Be Ready to Find the Breaking Point
It’s advisable to test performance on the infrastructure of your choice or that of production, whichever is the best moment to run them. Just remember that these tests often try to find the breaking point of the system and we don’t want to find it at the same time when a customer is in the middle of a transaction. At Abstracta, we typically run these tests during the late hours and take advantage of having a team of performance engineers in a different time zone. A four or five-hour difference (like that of our testers in Uruguay and our clients in California) is usually more than enough.
Since Black Friday begins in a few weeks, you probably do not have time to test all the functionalities of your system, so you’ll have to choose the functionality or functionalities that you think will be most visited, like links to articles or the product checkout. If you don’t know which of your pages are most visited, you can check your Google Analytics or access logs.
Set Up Monitoring
Monitor all components of your infrastructure, any of which may become a bottleneck as well as the database. Top SQL transactions should also be under control.
Try to run loads that are realistic for your business. Testing too small of a load will not leave you well prepared for the actual Black Friday load while executing an extremely ambitious scenario might leave you needlessly oversizing your infrastructure to avoid a crash when in fact, you don’t need to be THAT prepared.
There are many tools and methods for load test automation, execution and analysis on the market that are great for getting your site ready for Black Friday. For an extensive list, check out our article: 14 Best Performance Testing Tools and APM Solutions. For now, I’ll just focus on a few of our favorites.

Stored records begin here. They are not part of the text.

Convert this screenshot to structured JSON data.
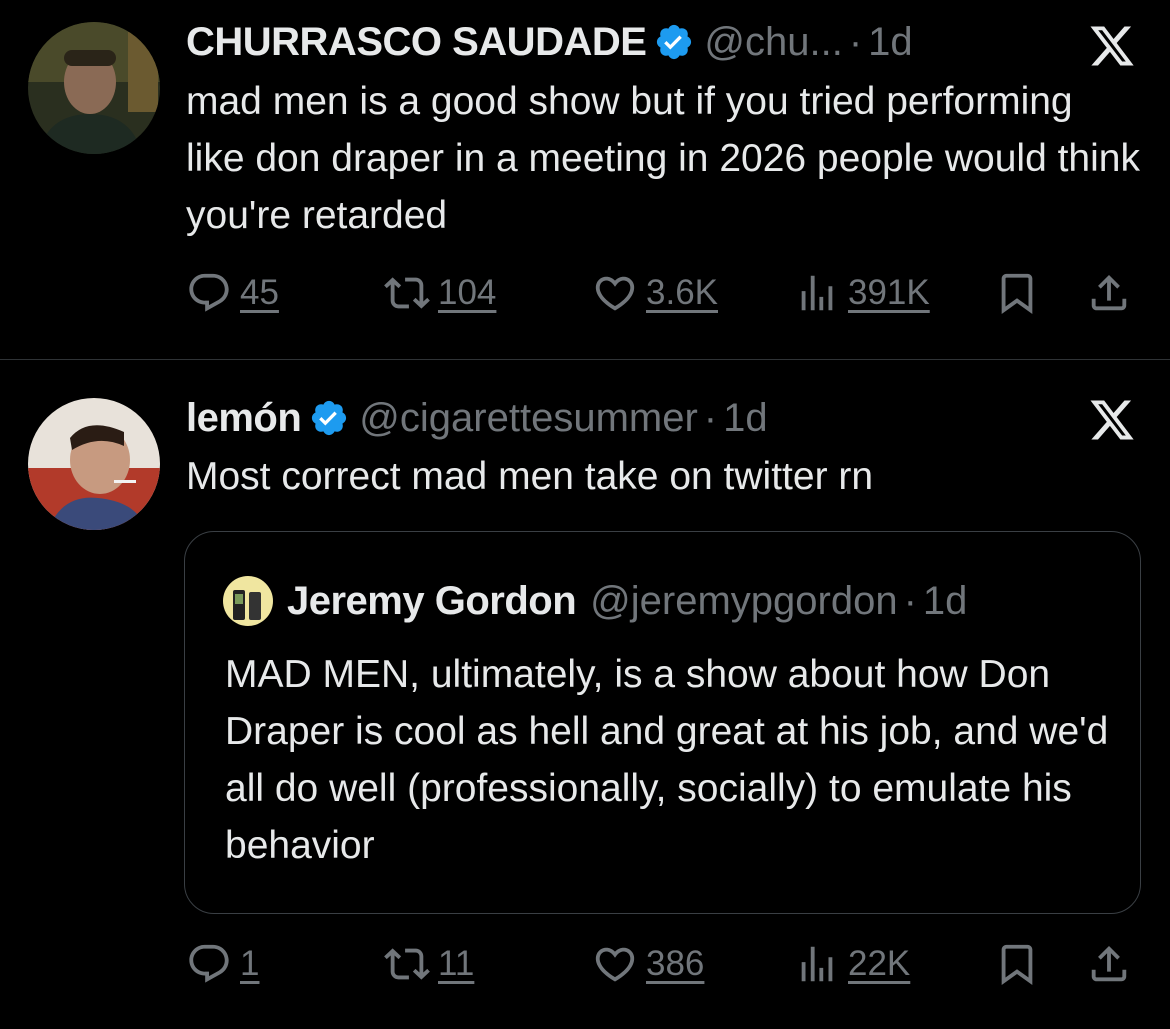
{
  "tweets": [
    {
      "name": "CHURRASCO SAUDADE",
      "handle": "@chu...",
      "dot": "·",
      "time": "1d",
      "text": "mad men is a good show but if you tried performing like don draper in a meeting in 2026 people would think you're retarded",
      "replies": "45",
      "retweets": "104",
      "likes": "3.6K",
      "views": "391K"
    },
    {
      "name": "lemón",
      "handle": "@cigarettesummer",
      "dot": "·",
      "time": "1d",
      "text": "Most correct mad men take on twitter rn",
      "replies": "1",
      "retweets": "11",
      "likes": "386",
      "views": "22K",
      "quote": {
        "name": "Jeremy Gordon",
        "handle": "@jeremypgordon",
        "dot": "·",
        "time": "1d",
        "text": "MAD MEN, ultimately, is a show about how Don Draper is cool as hell and great at his job, and we'd all do well (professionally, socially) to emulate his behavior"
      }
    }
  ],
  "icons": {
    "verified": "verified-badge-icon",
    "close": "x-logo-icon",
    "reply": "reply-icon",
    "retweet": "retweet-icon",
    "like": "heart-icon",
    "views": "views-icon",
    "bookmark": "bookmark-icon",
    "share": "share-icon"
  },
  "colors": {
    "background": "#000000",
    "text": "#e7e9ea",
    "muted": "#71767b",
    "verified": "#1d9bf0",
    "border": "#2f3336"
  }
}
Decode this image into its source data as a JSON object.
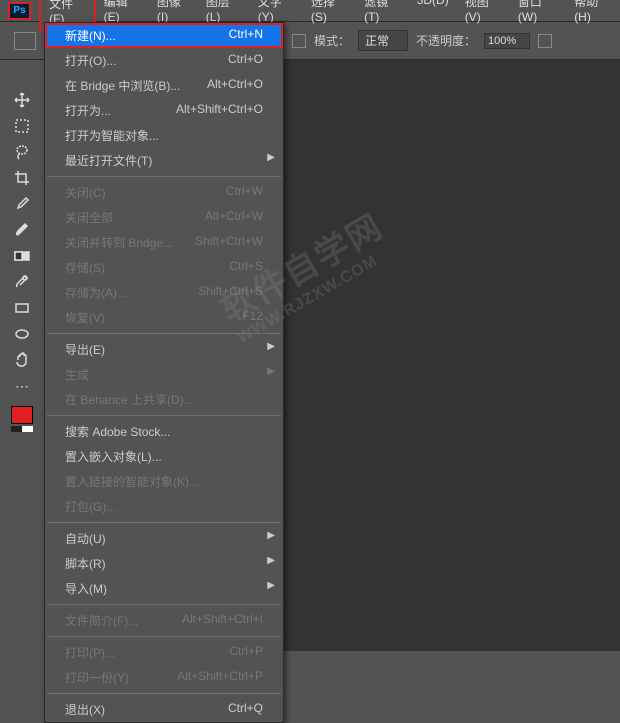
{
  "menubar": {
    "items": [
      "文件(F)",
      "编辑(E)",
      "图像(I)",
      "图层(L)",
      "文字(Y)",
      "选择(S)",
      "滤镜(T)",
      "3D(D)",
      "视图(V)",
      "窗口(W)",
      "帮助(H)"
    ]
  },
  "toolbar": {
    "mode_label": "模式：",
    "mode_value": "正常",
    "opacity_label": "不透明度：",
    "opacity_value": "100%"
  },
  "dropdown": {
    "items": [
      {
        "label": "新建(N)...",
        "shortcut": "Ctrl+N",
        "highlight": true
      },
      {
        "label": "打开(O)...",
        "shortcut": "Ctrl+O"
      },
      {
        "label": "在 Bridge 中浏览(B)...",
        "shortcut": "Alt+Ctrl+O"
      },
      {
        "label": "打开为...",
        "shortcut": "Alt+Shift+Ctrl+O"
      },
      {
        "label": "打开为智能对象..."
      },
      {
        "label": "最近打开文件(T)",
        "submenu": true
      },
      {
        "sep": true
      },
      {
        "label": "关闭(C)",
        "shortcut": "Ctrl+W",
        "disabled": true
      },
      {
        "label": "关闭全部",
        "shortcut": "Alt+Ctrl+W",
        "disabled": true
      },
      {
        "label": "关闭并转到 Bridge...",
        "shortcut": "Shift+Ctrl+W",
        "disabled": true
      },
      {
        "label": "存储(S)",
        "shortcut": "Ctrl+S",
        "disabled": true
      },
      {
        "label": "存储为(A)...",
        "shortcut": "Shift+Ctrl+S",
        "disabled": true
      },
      {
        "label": "恢复(V)",
        "shortcut": "F12",
        "disabled": true
      },
      {
        "sep": true
      },
      {
        "label": "导出(E)",
        "submenu": true
      },
      {
        "label": "生成",
        "submenu": true,
        "disabled": true
      },
      {
        "label": "在 Behance 上共享(D)...",
        "disabled": true
      },
      {
        "sep": true
      },
      {
        "label": "搜索 Adobe Stock..."
      },
      {
        "label": "置入嵌入对象(L)..."
      },
      {
        "label": "置入链接的智能对象(K)...",
        "disabled": true
      },
      {
        "label": "打包(G)...",
        "disabled": true
      },
      {
        "sep": true
      },
      {
        "label": "自动(U)",
        "submenu": true
      },
      {
        "label": "脚本(R)",
        "submenu": true
      },
      {
        "label": "导入(M)",
        "submenu": true
      },
      {
        "sep": true
      },
      {
        "label": "文件简介(F)...",
        "shortcut": "Alt+Shift+Ctrl+I",
        "disabled": true
      },
      {
        "sep": true
      },
      {
        "label": "打印(P)...",
        "shortcut": "Ctrl+P",
        "disabled": true
      },
      {
        "label": "打印一份(Y)",
        "shortcut": "Alt+Shift+Ctrl+P",
        "disabled": true
      },
      {
        "sep": true
      },
      {
        "label": "退出(X)",
        "shortcut": "Ctrl+Q"
      }
    ]
  },
  "watermark": {
    "line1": "软件自学网",
    "line2": "WWW.RJZXW.COM"
  },
  "ps_logo": "Ps"
}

For the automation stage, we recommend JMeter, a very widely known open source tool. If you don’t already know how to use it, I highly recommend our certification (I may be biased as I am one of the instructors, but really, check it out!). JMeter is easy to learn, easy to use, multi-platform and most importantly, free.
With JMeter, we can run hundreds of users from a single PC, but if you’re looking to scale to thousands of users, we recommend using BlazeMeter. BlazeMeter is 100% compatible with JMeter and saves you from having to deal with the scalability problems that JMeter could have while simplifying all the setup, configuration, management and reporting.

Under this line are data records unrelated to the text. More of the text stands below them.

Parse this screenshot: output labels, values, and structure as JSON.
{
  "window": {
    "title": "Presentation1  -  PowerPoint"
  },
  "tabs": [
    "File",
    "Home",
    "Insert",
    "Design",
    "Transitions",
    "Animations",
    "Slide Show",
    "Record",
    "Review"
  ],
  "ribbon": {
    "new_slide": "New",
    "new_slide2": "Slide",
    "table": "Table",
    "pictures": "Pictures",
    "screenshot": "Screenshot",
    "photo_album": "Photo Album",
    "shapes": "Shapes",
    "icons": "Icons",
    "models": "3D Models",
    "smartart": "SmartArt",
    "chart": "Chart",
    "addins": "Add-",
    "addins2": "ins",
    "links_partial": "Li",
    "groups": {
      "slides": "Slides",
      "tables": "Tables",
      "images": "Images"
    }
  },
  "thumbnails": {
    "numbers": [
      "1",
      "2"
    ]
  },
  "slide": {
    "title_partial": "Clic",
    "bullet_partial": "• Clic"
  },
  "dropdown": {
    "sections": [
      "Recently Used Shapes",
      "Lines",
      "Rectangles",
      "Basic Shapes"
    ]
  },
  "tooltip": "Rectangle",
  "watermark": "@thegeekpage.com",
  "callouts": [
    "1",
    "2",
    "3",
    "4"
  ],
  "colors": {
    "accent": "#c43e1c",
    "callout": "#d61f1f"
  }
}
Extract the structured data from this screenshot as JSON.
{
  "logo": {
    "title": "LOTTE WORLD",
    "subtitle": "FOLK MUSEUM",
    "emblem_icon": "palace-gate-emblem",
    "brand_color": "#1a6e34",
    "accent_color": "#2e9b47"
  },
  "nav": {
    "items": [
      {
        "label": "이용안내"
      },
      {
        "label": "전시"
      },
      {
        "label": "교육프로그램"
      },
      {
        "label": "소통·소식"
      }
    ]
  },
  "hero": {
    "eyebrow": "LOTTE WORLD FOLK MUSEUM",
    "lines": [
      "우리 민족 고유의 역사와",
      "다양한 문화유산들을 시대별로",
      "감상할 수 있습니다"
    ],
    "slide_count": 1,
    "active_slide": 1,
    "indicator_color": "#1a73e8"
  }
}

Finally, for performance monitoring, we recommend New Relic, a tool with very little configuration that provides performance indicators throughout your system in an understandable and centralized manner. What’s great is that it is easy to integrate with BlazeMeter. In each execution, not only does it know the test data (response time, error rate, percentiles etc), but it provides infrastructure performance indicators that you can easily share with the rest of your company in the same report if you wish. Best of all, it only takes a single click.

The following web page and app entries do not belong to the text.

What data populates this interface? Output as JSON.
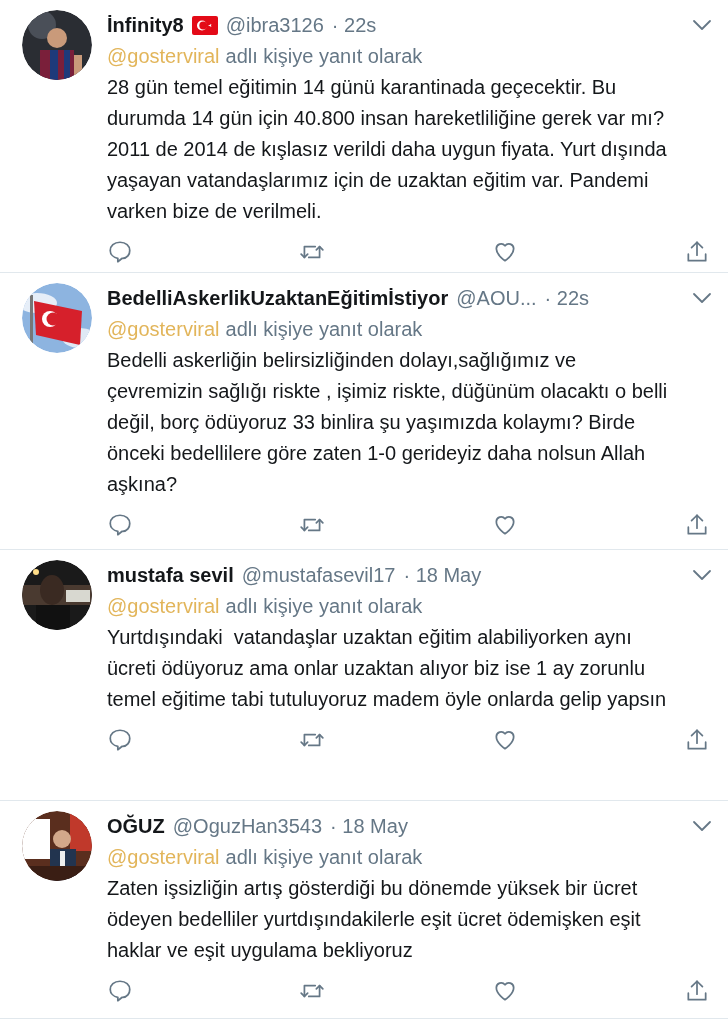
{
  "tweets": [
    {
      "name": "İnfinity8",
      "flag": true,
      "handle": "@ibra3126",
      "time": "· 22s",
      "reply_to": "@gosterviral",
      "reply_label": "adlı kişiye yanıt olarak",
      "text": "28 gün temel eğitimin 14 günü karantinada geçecektir. Bu durumda 14 gün için 40.800 insan hareketliliğine gerek var mı? 2011 de 2014 de kışlasız verildi daha uygun fiyata. Yurt dışında yaşayan vatandaşlarımız için de uzaktan eğitim var. Pandemi varken bize de verilmeli."
    },
    {
      "name": "BedelliAskerlikUzaktanEğitimİstiyor",
      "flag": false,
      "handle": "@AOU...",
      "time": "· 22s",
      "reply_to": "@gosterviral",
      "reply_label": "adlı kişiye yanıt olarak",
      "text": "Bedelli askerliğin belirsizliğinden dolayı,sağlığımız ve çevremizin sağlığı riskte , işimiz riskte, düğünüm olacaktı o belli değil, borç ödüyoruz 33 binlira şu yaşımızda kolaymı? Birde önceki bedellilere göre zaten 1-0 gerideyiz daha nolsun Allah aşkına?"
    },
    {
      "name": "mustafa sevil",
      "flag": false,
      "handle": "@mustafasevil17",
      "time": "· 18 May",
      "reply_to": "@gosterviral",
      "reply_label": "adlı kişiye yanıt olarak",
      "text": "Yurtdışındaki  vatandaşlar uzaktan eğitim alabiliyorken aynı ücreti ödüyoruz ama onlar uzaktan alıyor biz ise 1 ay zorunlu temel eğitime tabi tutuluyoruz madem öyle onlarda gelip yapsın"
    },
    {
      "name": "OĞUZ",
      "flag": false,
      "handle": "@OguzHan3543",
      "time": "· 18 May",
      "reply_to": "@gosterviral",
      "reply_label": "adlı kişiye yanıt olarak",
      "text": "Zaten işsizliğin artış gösterdiği bu dönemde yüksek bir ücret ödeyen bedelliler yurtdışındakilerle eşit ücret ödemişken eşit haklar ve eşit uygulama bekliyoruz"
    }
  ]
}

After reading this post and implementing these tips, you should have no more excuses for your site not to shine on Black Friday. When the day comes, you won’t have to sit around nervously watching your server and waiting to be there in case you have to restart it. You might even be able to enjoy Black Friday yourself and go out and buy what you want!
Recommended for You
Apache Groovy vs BeanShell: How to Make the Right Decision?
See what makes Groovy, groovy. When running load tests in Apache JMeter, in many cases it’s necessary to choose a post processor/scripting language for certain tasks, such as handling SampleResult variables, assigning dynamic names to samplers or just adding some logic to scripts. We have…
Software Performance Testing Fallacies Part 2
Software Performance Testing Fallacies Continued Continuing with the previous post about software performance testing fallacies, we will take another look at common ways in which many of us are mistaken about performance testing. We will discuss some that are very common in testing, technology, and…